In the latter half of the drama, Suga was a little angsty, but still able to turn on his smiley, charming self when needed. Partly because Yabuki was being an ass, surprising Suga into saying that he didn’t realise Yabuki had such a mean streak (thanks, drama, for that lobotomy). But I like to think that while the first half of the drama gave us a look at Suga being charming, flirty and all kinds of wonderful, the second half gave us more insight into him as a character. Kyoko wasn’t the only one suffering the effects of the split, Suga was too – staring forlornly out of his hotel window reminiscing about the aquarium date is so sad. There was insight into his family background and how it shaped him (courtesy of Katagiri), and also Suga’s determination to go to any lengths to right the wrongs done to Yoshida and other victims – which was why he wasn’t content to just go back to Washington and interview boring people, he wanted to do real work to help the people who mattered. Even Fukuda was surprised, saying Suga was really nice to be helping Yoshida so – finding out the truth behind his going to jail, and sending Akiko his way. Never expected Suga to play matchmaker for that one! So for all his efforts, I’m really glad that Suga and Kyoko got their happy ending.
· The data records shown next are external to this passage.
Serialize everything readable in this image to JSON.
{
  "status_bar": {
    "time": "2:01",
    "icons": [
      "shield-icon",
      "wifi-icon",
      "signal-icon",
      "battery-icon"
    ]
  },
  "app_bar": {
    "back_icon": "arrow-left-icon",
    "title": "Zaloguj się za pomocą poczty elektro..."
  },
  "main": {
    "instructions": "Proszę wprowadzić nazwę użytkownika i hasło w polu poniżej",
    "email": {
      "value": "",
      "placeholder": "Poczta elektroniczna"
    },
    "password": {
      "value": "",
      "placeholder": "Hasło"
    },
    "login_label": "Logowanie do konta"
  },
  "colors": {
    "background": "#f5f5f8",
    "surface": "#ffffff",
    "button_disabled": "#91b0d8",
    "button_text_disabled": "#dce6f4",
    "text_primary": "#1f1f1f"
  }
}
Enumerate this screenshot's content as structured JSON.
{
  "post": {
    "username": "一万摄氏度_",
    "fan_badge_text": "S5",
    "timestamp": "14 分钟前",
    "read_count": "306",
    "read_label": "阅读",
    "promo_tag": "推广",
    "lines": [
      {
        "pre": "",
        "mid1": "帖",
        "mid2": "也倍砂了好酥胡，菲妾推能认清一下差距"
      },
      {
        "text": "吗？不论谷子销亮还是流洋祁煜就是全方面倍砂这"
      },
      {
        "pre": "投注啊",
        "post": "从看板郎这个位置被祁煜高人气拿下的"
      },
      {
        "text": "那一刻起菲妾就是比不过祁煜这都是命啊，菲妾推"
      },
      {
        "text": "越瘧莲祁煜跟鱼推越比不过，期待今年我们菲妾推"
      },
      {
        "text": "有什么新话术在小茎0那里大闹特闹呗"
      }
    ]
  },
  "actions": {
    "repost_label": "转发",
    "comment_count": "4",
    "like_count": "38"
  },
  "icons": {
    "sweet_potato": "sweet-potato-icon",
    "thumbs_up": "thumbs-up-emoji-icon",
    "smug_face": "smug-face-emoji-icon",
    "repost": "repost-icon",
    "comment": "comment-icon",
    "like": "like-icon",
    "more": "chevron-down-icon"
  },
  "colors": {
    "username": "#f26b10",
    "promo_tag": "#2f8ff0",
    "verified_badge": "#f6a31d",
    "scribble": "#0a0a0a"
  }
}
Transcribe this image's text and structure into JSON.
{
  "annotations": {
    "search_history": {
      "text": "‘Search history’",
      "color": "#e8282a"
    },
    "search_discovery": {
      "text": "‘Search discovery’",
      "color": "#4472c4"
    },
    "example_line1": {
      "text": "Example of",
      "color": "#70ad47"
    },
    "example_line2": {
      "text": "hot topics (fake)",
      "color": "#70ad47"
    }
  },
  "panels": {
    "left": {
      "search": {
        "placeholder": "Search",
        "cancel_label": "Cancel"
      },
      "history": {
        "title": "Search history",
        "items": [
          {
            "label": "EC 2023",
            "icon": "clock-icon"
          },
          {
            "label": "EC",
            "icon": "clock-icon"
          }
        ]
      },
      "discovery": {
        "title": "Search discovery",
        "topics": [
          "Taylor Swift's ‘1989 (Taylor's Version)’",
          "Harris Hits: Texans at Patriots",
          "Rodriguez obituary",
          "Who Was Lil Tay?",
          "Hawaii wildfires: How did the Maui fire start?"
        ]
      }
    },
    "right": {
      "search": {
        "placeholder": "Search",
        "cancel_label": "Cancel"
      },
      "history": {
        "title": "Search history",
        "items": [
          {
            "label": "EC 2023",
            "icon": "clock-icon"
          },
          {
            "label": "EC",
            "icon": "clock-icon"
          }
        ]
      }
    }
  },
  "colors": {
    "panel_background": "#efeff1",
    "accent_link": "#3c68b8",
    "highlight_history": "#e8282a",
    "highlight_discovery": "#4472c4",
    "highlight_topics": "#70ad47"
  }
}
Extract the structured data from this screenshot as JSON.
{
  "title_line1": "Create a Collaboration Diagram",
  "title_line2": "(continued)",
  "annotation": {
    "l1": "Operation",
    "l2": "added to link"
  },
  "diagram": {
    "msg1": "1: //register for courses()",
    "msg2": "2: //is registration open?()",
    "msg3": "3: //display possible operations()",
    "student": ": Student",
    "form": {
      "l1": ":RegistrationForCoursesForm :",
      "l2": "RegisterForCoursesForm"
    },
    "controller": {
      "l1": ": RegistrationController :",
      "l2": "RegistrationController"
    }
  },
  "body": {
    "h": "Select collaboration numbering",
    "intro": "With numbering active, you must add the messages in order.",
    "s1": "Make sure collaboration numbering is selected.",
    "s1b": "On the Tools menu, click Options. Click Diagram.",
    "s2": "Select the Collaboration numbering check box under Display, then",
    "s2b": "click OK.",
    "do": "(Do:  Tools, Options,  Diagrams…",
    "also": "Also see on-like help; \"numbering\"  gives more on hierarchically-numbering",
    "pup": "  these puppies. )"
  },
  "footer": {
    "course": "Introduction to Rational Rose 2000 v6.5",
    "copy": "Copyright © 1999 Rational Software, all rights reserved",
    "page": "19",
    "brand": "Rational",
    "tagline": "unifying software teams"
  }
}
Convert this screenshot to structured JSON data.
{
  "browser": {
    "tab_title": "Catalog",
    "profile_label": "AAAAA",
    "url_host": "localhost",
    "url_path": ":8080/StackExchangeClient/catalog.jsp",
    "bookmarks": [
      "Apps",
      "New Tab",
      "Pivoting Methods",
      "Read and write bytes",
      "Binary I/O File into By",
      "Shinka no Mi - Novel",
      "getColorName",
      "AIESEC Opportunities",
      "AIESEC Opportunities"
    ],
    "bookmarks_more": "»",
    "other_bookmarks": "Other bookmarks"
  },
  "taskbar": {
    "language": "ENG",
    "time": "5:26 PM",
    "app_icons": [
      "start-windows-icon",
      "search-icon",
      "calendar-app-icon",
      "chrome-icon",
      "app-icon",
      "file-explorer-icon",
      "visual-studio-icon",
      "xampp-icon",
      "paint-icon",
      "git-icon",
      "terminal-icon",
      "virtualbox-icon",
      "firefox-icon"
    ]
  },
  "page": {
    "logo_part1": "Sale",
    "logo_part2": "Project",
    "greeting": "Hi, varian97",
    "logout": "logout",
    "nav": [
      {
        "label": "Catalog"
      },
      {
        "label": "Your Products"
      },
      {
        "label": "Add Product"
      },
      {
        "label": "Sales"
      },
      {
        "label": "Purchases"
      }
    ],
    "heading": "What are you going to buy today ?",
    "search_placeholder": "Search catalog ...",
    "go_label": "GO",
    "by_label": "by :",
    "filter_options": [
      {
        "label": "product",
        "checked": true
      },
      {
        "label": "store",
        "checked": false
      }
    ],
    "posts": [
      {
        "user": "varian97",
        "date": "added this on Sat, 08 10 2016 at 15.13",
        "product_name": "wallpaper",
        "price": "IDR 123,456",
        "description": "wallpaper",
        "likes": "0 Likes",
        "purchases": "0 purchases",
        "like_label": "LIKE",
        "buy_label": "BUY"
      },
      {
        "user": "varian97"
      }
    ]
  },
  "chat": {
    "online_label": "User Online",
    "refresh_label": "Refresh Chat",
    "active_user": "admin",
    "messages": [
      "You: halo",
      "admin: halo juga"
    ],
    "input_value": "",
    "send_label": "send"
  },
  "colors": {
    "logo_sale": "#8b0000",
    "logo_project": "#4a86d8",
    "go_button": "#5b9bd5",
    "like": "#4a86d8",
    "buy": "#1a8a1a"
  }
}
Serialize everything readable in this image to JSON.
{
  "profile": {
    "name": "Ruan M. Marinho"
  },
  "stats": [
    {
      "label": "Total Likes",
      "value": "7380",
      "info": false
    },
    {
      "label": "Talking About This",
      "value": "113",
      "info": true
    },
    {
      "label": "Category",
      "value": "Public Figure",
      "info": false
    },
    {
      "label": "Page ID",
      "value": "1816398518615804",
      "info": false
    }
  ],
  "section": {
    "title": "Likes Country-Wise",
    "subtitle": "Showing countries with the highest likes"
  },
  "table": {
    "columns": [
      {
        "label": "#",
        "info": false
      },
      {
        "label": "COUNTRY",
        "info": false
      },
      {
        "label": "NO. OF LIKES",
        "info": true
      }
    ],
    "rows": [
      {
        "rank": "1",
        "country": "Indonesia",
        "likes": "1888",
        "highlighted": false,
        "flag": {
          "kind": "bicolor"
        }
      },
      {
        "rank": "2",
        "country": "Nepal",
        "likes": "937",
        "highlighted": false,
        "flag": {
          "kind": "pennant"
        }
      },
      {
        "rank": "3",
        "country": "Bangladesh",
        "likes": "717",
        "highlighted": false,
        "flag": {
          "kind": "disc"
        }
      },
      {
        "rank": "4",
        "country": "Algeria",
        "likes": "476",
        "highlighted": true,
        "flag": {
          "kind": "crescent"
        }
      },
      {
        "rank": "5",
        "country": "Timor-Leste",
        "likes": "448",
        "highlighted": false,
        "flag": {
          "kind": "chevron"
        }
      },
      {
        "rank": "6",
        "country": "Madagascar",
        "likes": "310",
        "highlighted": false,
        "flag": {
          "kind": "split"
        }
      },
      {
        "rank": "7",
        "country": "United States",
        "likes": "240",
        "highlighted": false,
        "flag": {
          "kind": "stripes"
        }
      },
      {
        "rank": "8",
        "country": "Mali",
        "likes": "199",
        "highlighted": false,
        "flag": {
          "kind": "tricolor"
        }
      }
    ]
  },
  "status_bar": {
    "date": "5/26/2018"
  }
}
Acting-wise, I think Fujiki Naohito really nailed the role to a T – be it suave reporter or earnest teacher, he was Suga through and through. I don’t think he’s had another role quite like this (Takano Seiichi is adorable, but definitely not in Suga league). Fujiki just seemed so relaxed as Suga that you forget he’s acting, I think that’s the hallmark of a really good actor, to make you believe wholeheartedly that he is that character. Besides, he had such wonderful chemistry with Esumi Makiko, it was off the charts! I’ve seen some of his other dramas and in none of them did he have the sort of chemistry with his other leading ladies that he’d had with Esumi Makiko, so in that regard, Love Revolution is special. And I like to think that he had a lot of fun with this role. He was only 28 when he played Suga, so there was a lot of youthful charisma packed into it. Like fine wine, Fujiki is maturing really nicely, and Suga is a role that stands the test of time, that is endearing and will forever remain as one of the most memorable drama characters out there. Just as there is only one Fujiki Naohito, there is only one Suga Eiichiro.